**** EXERCISE INPUT
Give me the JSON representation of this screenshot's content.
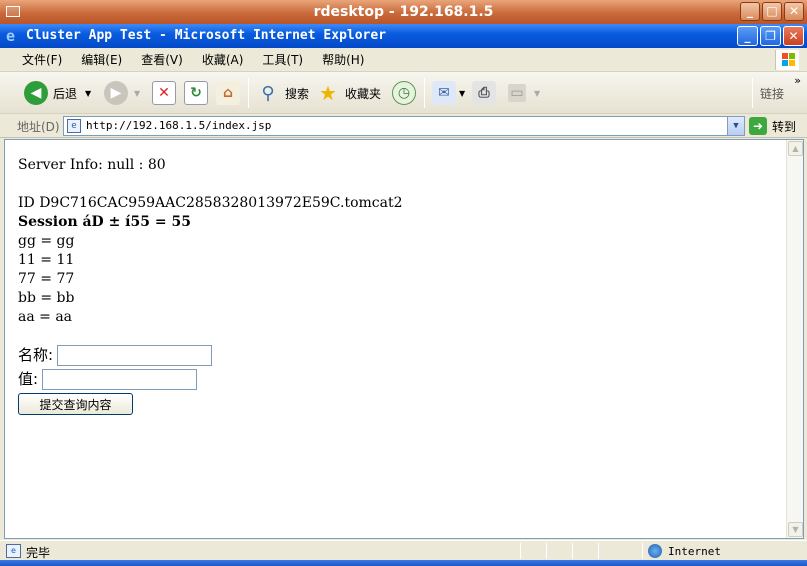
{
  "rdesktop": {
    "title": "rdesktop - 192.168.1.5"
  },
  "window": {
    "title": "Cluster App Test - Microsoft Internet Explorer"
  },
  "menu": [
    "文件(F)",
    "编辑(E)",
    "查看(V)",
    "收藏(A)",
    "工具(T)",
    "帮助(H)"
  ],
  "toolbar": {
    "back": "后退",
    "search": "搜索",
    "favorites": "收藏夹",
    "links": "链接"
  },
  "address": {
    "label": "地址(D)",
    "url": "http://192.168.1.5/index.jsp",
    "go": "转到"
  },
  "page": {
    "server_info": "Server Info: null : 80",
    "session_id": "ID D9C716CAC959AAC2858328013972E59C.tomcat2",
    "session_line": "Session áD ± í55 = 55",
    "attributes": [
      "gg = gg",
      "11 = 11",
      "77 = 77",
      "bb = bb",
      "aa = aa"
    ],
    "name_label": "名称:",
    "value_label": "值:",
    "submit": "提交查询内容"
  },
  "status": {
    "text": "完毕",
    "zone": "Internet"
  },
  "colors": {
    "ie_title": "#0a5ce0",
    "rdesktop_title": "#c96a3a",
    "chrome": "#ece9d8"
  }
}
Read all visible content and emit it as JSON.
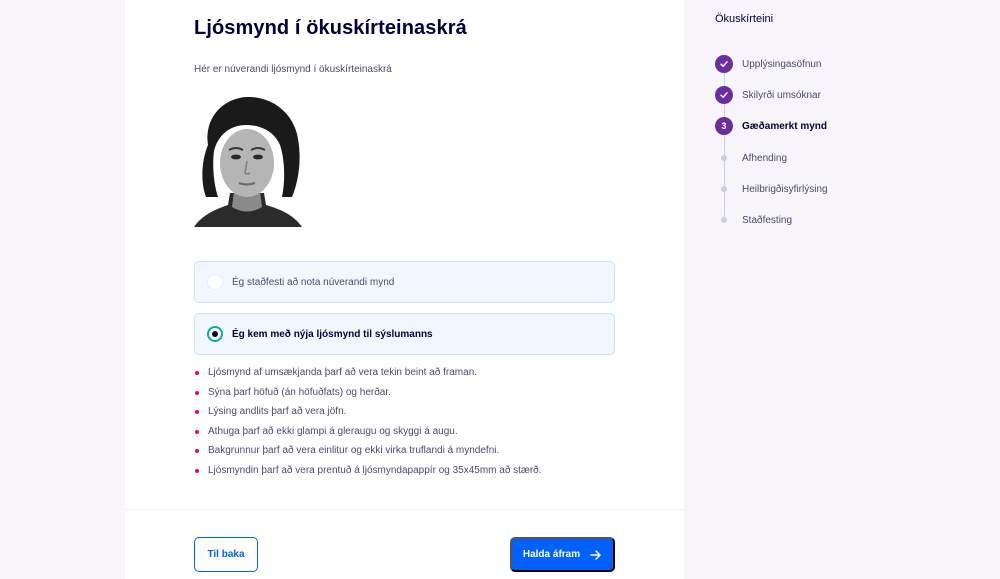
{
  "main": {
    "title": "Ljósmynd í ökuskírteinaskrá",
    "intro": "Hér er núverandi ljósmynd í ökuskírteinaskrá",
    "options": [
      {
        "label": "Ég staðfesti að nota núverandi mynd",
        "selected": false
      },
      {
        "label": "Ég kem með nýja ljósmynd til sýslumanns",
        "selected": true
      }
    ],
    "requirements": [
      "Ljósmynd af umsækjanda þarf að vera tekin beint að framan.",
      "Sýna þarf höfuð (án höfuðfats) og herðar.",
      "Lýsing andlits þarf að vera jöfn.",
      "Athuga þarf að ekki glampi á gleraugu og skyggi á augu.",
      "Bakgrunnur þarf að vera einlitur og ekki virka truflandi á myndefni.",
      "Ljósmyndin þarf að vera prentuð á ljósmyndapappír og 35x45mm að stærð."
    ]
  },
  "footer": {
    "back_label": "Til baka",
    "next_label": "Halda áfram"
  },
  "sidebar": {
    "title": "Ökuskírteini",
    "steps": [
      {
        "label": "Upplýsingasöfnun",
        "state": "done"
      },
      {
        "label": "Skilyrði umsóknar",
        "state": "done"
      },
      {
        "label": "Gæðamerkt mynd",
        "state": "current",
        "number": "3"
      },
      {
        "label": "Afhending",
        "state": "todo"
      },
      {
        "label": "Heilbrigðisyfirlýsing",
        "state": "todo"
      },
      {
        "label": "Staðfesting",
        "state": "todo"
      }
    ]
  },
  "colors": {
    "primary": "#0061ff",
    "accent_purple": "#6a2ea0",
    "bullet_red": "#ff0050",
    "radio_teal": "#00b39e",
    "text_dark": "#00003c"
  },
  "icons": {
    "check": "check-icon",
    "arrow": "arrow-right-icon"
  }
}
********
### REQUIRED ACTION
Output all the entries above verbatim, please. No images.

### EXERCISE SOLUTION
Give me the JSON representation of this screenshot's content.
{
  "rdesktop": {
    "title": "rdesktop - 192.168.1.5"
  },
  "window": {
    "title": "Cluster App Test - Microsoft Internet Explorer"
  },
  "menu": [
    "文件(F)",
    "编辑(E)",
    "查看(V)",
    "收藏(A)",
    "工具(T)",
    "帮助(H)"
  ],
  "toolbar": {
    "back": "后退",
    "search": "搜索",
    "favorites": "收藏夹",
    "links": "链接"
  },
  "address": {
    "label": "地址(D)",
    "url": "http://192.168.1.5/index.jsp",
    "go": "转到"
  },
  "page": {
    "server_info": "Server Info: null : 80",
    "session_id": "ID D9C716CAC959AAC2858328013972E59C.tomcat2",
    "session_line": "Session áD ± í55 = 55",
    "attributes": [
      "gg = gg",
      "11 = 11",
      "77 = 77",
      "bb = bb",
      "aa = aa"
    ],
    "name_label": "名称:",
    "value_label": "值:",
    "submit": "提交查询内容"
  },
  "status": {
    "text": "完毕",
    "zone": "Internet"
  },
  "colors": {
    "ie_title": "#0a5ce0",
    "rdesktop_title": "#c96a3a",
    "chrome": "#ece9d8"
  }
}
Read all visible content and emit it as JSON.
{
  "main": {
    "title": "Ljósmynd í ökuskírteinaskrá",
    "intro": "Hér er núverandi ljósmynd í ökuskírteinaskrá",
    "options": [
      {
        "label": "Ég staðfesti að nota núverandi mynd",
        "selected": false
      },
      {
        "label": "Ég kem með nýja ljósmynd til sýslumanns",
        "selected": true
      }
    ],
    "requirements": [
      "Ljósmynd af umsækjanda þarf að vera tekin beint að framan.",
      "Sýna þarf höfuð (án höfuðfats) og herðar.",
      "Lýsing andlits þarf að vera jöfn.",
      "Athuga þarf að ekki glampi á gleraugu og skyggi á augu.",
      "Bakgrunnur þarf að vera einlitur og ekki virka truflandi á myndefni.",
      "Ljósmyndin þarf að vera prentuð á ljósmyndapappír og 35x45mm að stærð."
    ]
  },
  "footer": {
    "back_label": "Til baka",
    "next_label": "Halda áfram"
  },
  "sidebar": {
    "title": "Ökuskírteini",
    "steps": [
      {
        "label": "Upplýsingasöfnun",
        "state": "done"
      },
      {
        "label": "Skilyrði umsóknar",
        "state": "done"
      },
      {
        "label": "Gæðamerkt mynd",
        "state": "current",
        "number": "3"
      },
      {
        "label": "Afhending",
        "state": "todo"
      },
      {
        "label": "Heilbrigðisyfirlýsing",
        "state": "todo"
      },
      {
        "label": "Staðfesting",
        "state": "todo"
      }
    ]
  },
  "colors": {
    "primary": "#0061ff",
    "accent_purple": "#6a2ea0",
    "bullet_red": "#ff0050",
    "radio_teal": "#00b39e",
    "text_dark": "#00003c"
  },
  "icons": {
    "check": "check-icon",
    "arrow": "arrow-right-icon"
  }
}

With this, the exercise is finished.